▶ WHAT IS EXPECTED: Return only the number of lines in the entries below that hold the word "HOPPER".

▶ RECORDS PROVIDED:
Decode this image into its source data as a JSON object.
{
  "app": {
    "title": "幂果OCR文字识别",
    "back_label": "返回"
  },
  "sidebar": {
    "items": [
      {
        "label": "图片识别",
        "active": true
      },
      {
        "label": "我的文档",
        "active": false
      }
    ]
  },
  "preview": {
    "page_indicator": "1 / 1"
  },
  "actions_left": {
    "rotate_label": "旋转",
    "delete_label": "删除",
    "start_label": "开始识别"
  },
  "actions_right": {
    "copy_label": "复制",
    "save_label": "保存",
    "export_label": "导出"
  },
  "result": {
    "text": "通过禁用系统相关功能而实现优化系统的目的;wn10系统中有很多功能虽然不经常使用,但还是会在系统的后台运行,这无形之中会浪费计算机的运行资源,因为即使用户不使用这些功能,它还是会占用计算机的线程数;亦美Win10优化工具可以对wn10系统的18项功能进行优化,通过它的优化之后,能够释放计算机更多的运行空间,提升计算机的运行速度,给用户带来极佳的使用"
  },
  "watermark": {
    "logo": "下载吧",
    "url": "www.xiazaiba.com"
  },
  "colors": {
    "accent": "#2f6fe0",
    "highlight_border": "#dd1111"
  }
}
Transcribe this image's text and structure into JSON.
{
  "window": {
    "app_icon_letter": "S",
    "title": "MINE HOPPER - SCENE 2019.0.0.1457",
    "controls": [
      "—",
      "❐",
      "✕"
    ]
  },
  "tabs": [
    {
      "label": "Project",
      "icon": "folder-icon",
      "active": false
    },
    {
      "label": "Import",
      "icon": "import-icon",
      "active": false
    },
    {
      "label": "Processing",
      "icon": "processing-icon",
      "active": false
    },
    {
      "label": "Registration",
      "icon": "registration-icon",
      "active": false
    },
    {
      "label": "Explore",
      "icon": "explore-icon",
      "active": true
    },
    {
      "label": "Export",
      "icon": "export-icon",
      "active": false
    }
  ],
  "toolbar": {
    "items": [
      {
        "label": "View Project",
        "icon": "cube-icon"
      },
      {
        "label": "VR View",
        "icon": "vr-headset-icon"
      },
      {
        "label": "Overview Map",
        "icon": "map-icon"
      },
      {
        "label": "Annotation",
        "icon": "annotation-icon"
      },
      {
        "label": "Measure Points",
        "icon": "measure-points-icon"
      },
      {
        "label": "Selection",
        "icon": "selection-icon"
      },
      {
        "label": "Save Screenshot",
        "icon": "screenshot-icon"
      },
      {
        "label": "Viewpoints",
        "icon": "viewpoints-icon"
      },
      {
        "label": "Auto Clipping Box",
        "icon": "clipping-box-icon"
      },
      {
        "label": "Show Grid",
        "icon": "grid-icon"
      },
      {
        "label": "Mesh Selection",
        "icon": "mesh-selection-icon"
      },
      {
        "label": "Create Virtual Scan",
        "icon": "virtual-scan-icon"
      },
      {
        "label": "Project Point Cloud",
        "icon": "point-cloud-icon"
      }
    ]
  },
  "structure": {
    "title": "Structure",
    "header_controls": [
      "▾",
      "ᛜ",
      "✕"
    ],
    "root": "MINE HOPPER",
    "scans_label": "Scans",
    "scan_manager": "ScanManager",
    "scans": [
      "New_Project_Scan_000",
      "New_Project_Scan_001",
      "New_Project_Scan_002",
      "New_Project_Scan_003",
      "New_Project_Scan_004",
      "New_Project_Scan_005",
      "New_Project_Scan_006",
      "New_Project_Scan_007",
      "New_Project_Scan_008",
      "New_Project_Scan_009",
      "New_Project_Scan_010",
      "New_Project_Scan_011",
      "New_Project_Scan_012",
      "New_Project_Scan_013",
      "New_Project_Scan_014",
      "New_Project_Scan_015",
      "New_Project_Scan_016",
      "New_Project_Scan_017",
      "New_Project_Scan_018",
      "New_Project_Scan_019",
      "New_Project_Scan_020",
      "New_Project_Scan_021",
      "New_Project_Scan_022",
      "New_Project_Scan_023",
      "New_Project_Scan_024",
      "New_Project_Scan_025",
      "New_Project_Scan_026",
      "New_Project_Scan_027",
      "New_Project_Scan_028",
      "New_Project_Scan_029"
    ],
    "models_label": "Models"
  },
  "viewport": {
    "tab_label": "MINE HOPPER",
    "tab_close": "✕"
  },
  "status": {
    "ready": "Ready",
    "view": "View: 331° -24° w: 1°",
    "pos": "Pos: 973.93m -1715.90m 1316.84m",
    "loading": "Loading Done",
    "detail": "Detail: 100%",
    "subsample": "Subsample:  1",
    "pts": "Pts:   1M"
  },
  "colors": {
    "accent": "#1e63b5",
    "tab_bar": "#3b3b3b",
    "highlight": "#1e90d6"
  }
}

▶ REPLY TO THE TASK: 3